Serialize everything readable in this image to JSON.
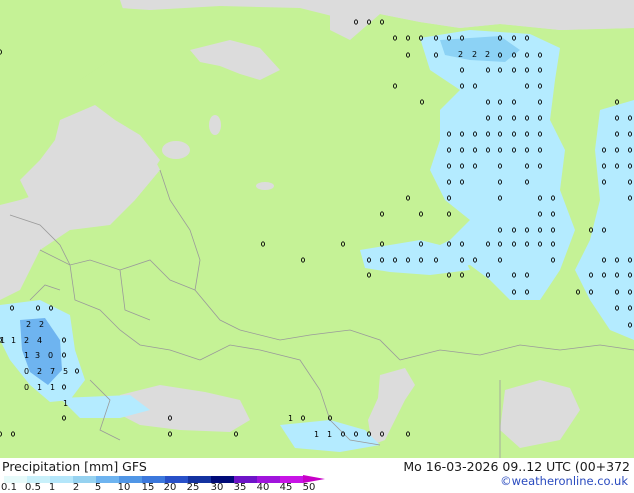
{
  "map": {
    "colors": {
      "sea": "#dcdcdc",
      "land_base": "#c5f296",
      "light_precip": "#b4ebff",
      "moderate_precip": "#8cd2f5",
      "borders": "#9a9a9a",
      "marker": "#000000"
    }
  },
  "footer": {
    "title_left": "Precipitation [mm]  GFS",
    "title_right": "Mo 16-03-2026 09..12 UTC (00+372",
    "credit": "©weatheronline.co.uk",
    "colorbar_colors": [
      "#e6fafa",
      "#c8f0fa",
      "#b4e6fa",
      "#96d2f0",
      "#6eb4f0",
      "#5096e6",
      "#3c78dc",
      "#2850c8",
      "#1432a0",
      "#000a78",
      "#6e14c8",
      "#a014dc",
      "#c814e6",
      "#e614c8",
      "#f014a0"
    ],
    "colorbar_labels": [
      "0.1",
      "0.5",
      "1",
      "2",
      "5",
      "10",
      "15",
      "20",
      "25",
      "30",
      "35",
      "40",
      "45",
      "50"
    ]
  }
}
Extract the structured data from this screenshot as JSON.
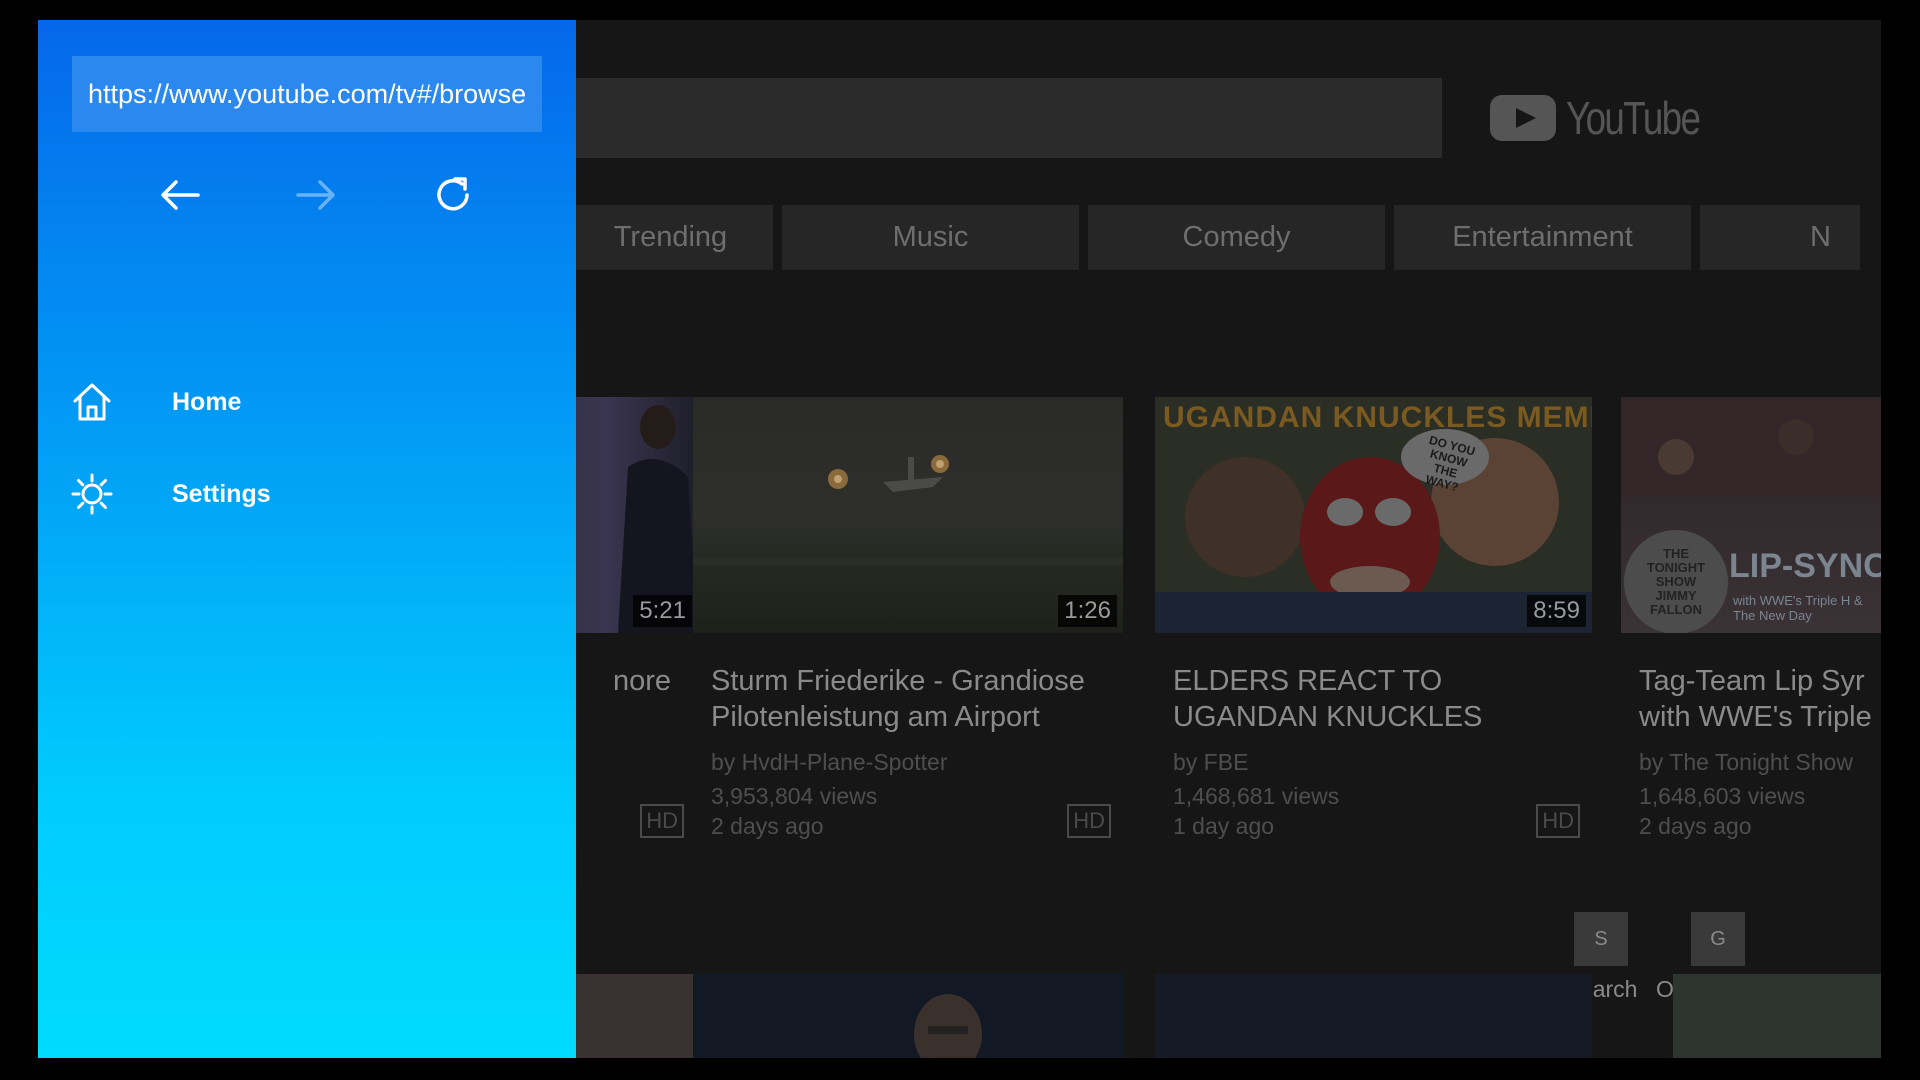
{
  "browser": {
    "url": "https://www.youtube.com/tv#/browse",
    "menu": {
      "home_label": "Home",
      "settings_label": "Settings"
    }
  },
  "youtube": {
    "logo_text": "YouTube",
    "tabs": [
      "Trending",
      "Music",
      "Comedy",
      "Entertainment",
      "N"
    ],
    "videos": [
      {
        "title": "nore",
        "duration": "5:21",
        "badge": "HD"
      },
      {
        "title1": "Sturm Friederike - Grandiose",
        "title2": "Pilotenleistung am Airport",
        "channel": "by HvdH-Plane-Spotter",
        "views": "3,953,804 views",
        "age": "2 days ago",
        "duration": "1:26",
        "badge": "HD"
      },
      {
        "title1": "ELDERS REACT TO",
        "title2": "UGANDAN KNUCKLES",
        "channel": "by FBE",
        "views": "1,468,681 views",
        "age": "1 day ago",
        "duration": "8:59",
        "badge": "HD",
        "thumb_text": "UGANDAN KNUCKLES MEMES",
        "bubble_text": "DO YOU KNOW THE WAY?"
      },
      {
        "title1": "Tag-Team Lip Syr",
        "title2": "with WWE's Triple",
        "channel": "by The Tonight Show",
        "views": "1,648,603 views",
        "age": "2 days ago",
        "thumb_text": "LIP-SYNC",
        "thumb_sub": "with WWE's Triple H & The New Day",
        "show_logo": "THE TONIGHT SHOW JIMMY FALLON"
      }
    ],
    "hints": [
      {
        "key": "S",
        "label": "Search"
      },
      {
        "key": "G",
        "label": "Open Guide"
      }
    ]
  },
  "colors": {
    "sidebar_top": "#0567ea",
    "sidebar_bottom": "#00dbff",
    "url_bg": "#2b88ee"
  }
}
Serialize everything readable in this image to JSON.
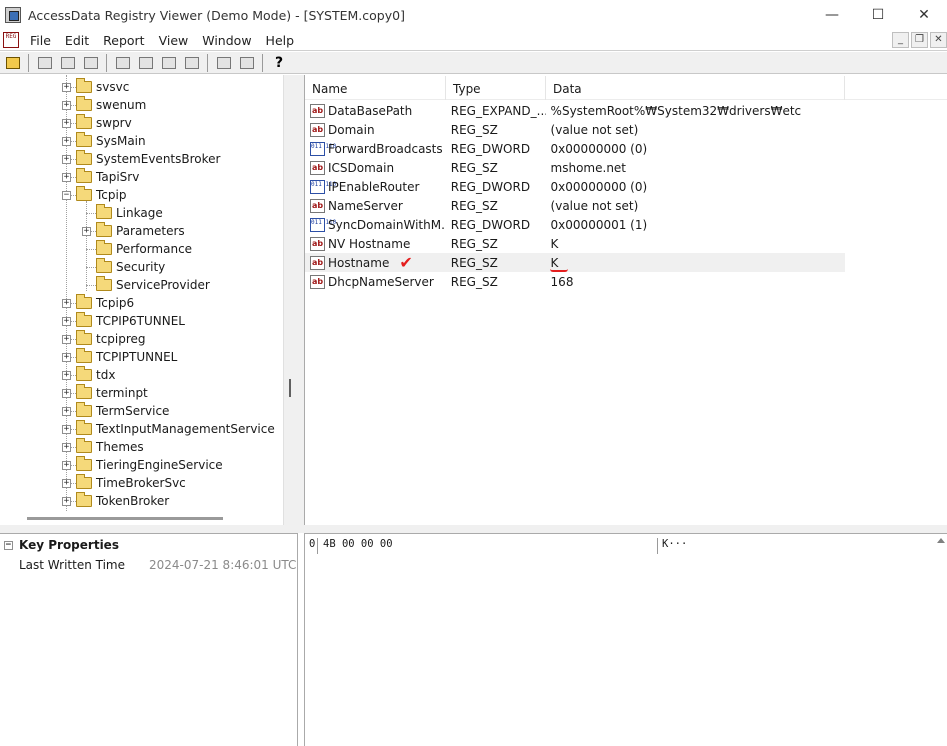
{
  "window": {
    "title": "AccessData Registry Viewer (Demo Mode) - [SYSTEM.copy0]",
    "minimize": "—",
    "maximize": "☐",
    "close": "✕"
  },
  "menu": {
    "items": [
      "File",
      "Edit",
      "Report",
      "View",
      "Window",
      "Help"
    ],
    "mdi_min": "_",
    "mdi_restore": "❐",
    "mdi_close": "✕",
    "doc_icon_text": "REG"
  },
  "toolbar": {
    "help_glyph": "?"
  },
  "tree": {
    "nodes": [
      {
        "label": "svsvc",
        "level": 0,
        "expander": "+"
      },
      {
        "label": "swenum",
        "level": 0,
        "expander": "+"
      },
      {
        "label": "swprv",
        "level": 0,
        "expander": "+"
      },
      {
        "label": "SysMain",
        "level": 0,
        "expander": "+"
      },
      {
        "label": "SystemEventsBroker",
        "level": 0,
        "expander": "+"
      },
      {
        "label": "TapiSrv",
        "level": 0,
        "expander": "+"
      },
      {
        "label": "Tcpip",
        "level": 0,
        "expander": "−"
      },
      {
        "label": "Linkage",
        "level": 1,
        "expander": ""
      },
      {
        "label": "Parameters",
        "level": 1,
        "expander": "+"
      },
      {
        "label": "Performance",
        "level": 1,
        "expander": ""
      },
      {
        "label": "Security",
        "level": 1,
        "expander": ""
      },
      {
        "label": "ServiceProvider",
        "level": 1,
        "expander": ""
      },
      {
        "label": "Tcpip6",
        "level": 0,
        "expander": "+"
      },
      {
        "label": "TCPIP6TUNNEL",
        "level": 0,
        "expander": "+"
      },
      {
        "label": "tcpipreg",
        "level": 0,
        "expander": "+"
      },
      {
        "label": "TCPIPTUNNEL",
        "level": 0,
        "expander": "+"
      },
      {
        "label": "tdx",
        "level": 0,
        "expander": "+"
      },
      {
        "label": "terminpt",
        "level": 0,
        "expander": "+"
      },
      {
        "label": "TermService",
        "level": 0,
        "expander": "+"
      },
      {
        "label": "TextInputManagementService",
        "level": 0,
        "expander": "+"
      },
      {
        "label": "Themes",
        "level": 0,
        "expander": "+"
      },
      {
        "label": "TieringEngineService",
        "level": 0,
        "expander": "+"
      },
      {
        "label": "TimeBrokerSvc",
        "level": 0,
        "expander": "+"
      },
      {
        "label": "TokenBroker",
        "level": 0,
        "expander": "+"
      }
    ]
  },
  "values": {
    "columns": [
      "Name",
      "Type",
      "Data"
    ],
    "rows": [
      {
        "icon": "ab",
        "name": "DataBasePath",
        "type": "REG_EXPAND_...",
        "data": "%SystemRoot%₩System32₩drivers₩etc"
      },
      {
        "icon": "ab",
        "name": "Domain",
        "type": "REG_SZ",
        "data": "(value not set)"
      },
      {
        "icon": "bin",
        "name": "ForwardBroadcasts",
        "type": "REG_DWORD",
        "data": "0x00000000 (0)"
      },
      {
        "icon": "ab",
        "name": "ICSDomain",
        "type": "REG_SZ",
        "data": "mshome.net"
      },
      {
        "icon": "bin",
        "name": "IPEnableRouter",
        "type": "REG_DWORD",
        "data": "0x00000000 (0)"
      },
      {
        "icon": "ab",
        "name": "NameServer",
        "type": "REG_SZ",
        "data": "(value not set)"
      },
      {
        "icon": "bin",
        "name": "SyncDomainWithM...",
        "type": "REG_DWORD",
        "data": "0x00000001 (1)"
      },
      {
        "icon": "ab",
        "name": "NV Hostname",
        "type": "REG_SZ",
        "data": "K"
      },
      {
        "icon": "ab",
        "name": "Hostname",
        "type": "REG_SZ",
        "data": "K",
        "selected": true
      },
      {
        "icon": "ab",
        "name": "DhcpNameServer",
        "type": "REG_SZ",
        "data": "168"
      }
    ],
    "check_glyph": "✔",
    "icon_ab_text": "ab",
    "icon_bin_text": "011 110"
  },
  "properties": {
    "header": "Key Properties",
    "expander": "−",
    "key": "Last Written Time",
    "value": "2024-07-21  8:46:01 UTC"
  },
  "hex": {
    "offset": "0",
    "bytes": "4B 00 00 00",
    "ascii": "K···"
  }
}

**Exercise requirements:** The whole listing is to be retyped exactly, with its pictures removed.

**Answer to the problem:**
Serialize everything readable in this image to JSON.
{
  "map": {
    "colors": {
      "sea": "#dcdcdc",
      "land_base": "#c5f296",
      "light_precip": "#b4ebff",
      "moderate_precip": "#8cd2f5",
      "borders": "#9a9a9a",
      "marker": "#000000"
    }
  },
  "footer": {
    "title_left": "Precipitation [mm]  GFS",
    "title_right": "Mo 16-03-2026 09..12 UTC (00+372",
    "credit": "©weatheronline.co.uk",
    "colorbar_colors": [
      "#e6fafa",
      "#c8f0fa",
      "#b4e6fa",
      "#96d2f0",
      "#6eb4f0",
      "#5096e6",
      "#3c78dc",
      "#2850c8",
      "#1432a0",
      "#000a78",
      "#6e14c8",
      "#a014dc",
      "#c814e6",
      "#e614c8",
      "#f014a0"
    ],
    "colorbar_labels": [
      "0.1",
      "0.5",
      "1",
      "2",
      "5",
      "10",
      "15",
      "20",
      "25",
      "30",
      "35",
      "40",
      "45",
      "50"
    ]
  }
}
Extract the structured data from this screenshot as JSON.
{
  "browser": {
    "url": "https://www.youtube.com/tv#/browse",
    "menu": {
      "home_label": "Home",
      "settings_label": "Settings"
    }
  },
  "youtube": {
    "logo_text": "YouTube",
    "tabs": [
      "Trending",
      "Music",
      "Comedy",
      "Entertainment",
      "N"
    ],
    "videos": [
      {
        "title": "nore",
        "duration": "5:21",
        "badge": "HD"
      },
      {
        "title1": "Sturm Friederike - Grandiose",
        "title2": "Pilotenleistung am Airport",
        "channel": "by HvdH-Plane-Spotter",
        "views": "3,953,804 views",
        "age": "2 days ago",
        "duration": "1:26",
        "badge": "HD"
      },
      {
        "title1": "ELDERS REACT TO",
        "title2": "UGANDAN KNUCKLES",
        "channel": "by FBE",
        "views": "1,468,681 views",
        "age": "1 day ago",
        "duration": "8:59",
        "badge": "HD",
        "thumb_text": "UGANDAN KNUCKLES MEMES",
        "bubble_text": "DO YOU KNOW THE WAY?"
      },
      {
        "title1": "Tag-Team Lip Syr",
        "title2": "with WWE's Triple",
        "channel": "by The Tonight Show",
        "views": "1,648,603 views",
        "age": "2 days ago",
        "thumb_text": "LIP-SYNC",
        "thumb_sub": "with WWE's Triple H & The New Day",
        "show_logo": "THE TONIGHT SHOW JIMMY FALLON"
      }
    ],
    "hints": [
      {
        "key": "S",
        "label": "Search"
      },
      {
        "key": "G",
        "label": "Open Guide"
      }
    ]
  },
  "colors": {
    "sidebar_top": "#0567ea",
    "sidebar_bottom": "#00dbff",
    "url_bg": "#2b88ee"
  }
}
Serialize everything readable in this image to JSON.
{
  "window": {
    "title": "AccessData Registry Viewer (Demo Mode) - [SYSTEM.copy0]",
    "minimize": "—",
    "maximize": "☐",
    "close": "✕"
  },
  "menu": {
    "items": [
      "File",
      "Edit",
      "Report",
      "View",
      "Window",
      "Help"
    ],
    "mdi_min": "_",
    "mdi_restore": "❐",
    "mdi_close": "✕",
    "doc_icon_text": "REG"
  },
  "toolbar": {
    "help_glyph": "?"
  },
  "tree": {
    "nodes": [
      {
        "label": "svsvc",
        "level": 0,
        "expander": "+"
      },
      {
        "label": "swenum",
        "level": 0,
        "expander": "+"
      },
      {
        "label": "swprv",
        "level": 0,
        "expander": "+"
      },
      {
        "label": "SysMain",
        "level": 0,
        "expander": "+"
      },
      {
        "label": "SystemEventsBroker",
        "level": 0,
        "expander": "+"
      },
      {
        "label": "TapiSrv",
        "level": 0,
        "expander": "+"
      },
      {
        "label": "Tcpip",
        "level": 0,
        "expander": "−"
      },
      {
        "label": "Linkage",
        "level": 1,
        "expander": ""
      },
      {
        "label": "Parameters",
        "level": 1,
        "expander": "+"
      },
      {
        "label": "Performance",
        "level": 1,
        "expander": ""
      },
      {
        "label": "Security",
        "level": 1,
        "expander": ""
      },
      {
        "label": "ServiceProvider",
        "level": 1,
        "expander": ""
      },
      {
        "label": "Tcpip6",
        "level": 0,
        "expander": "+"
      },
      {
        "label": "TCPIP6TUNNEL",
        "level": 0,
        "expander": "+"
      },
      {
        "label": "tcpipreg",
        "level": 0,
        "expander": "+"
      },
      {
        "label": "TCPIPTUNNEL",
        "level": 0,
        "expander": "+"
      },
      {
        "label": "tdx",
        "level": 0,
        "expander": "+"
      },
      {
        "label": "terminpt",
        "level": 0,
        "expander": "+"
      },
      {
        "label": "TermService",
        "level": 0,
        "expander": "+"
      },
      {
        "label": "TextInputManagementService",
        "level": 0,
        "expander": "+"
      },
      {
        "label": "Themes",
        "level": 0,
        "expander": "+"
      },
      {
        "label": "TieringEngineService",
        "level": 0,
        "expander": "+"
      },
      {
        "label": "TimeBrokerSvc",
        "level": 0,
        "expander": "+"
      },
      {
        "label": "TokenBroker",
        "level": 0,
        "expander": "+"
      }
    ]
  },
  "values": {
    "columns": [
      "Name",
      "Type",
      "Data"
    ],
    "rows": [
      {
        "icon": "ab",
        "name": "DataBasePath",
        "type": "REG_EXPAND_...",
        "data": "%SystemRoot%₩System32₩drivers₩etc"
      },
      {
        "icon": "ab",
        "name": "Domain",
        "type": "REG_SZ",
        "data": "(value not set)"
      },
      {
        "icon": "bin",
        "name": "ForwardBroadcasts",
        "type": "REG_DWORD",
        "data": "0x00000000 (0)"
      },
      {
        "icon": "ab",
        "name": "ICSDomain",
        "type": "REG_SZ",
        "data": "mshome.net"
      },
      {
        "icon": "bin",
        "name": "IPEnableRouter",
        "type": "REG_DWORD",
        "data": "0x00000000 (0)"
      },
      {
        "icon": "ab",
        "name": "NameServer",
        "type": "REG_SZ",
        "data": "(value not set)"
      },
      {
        "icon": "bin",
        "name": "SyncDomainWithM...",
        "type": "REG_DWORD",
        "data": "0x00000001 (1)"
      },
      {
        "icon": "ab",
        "name": "NV Hostname",
        "type": "REG_SZ",
        "data": "K"
      },
      {
        "icon": "ab",
        "name": "Hostname",
        "type": "REG_SZ",
        "data": "K",
        "selected": true
      },
      {
        "icon": "ab",
        "name": "DhcpNameServer",
        "type": "REG_SZ",
        "data": "168"
      }
    ],
    "check_glyph": "✔",
    "icon_ab_text": "ab",
    "icon_bin_text": "011 110"
  },
  "properties": {
    "header": "Key Properties",
    "expander": "−",
    "key": "Last Written Time",
    "value": "2024-07-21  8:46:01 UTC"
  },
  "hex": {
    "offset": "0",
    "bytes": "4B 00 00 00",
    "ascii": "K···"
  }
}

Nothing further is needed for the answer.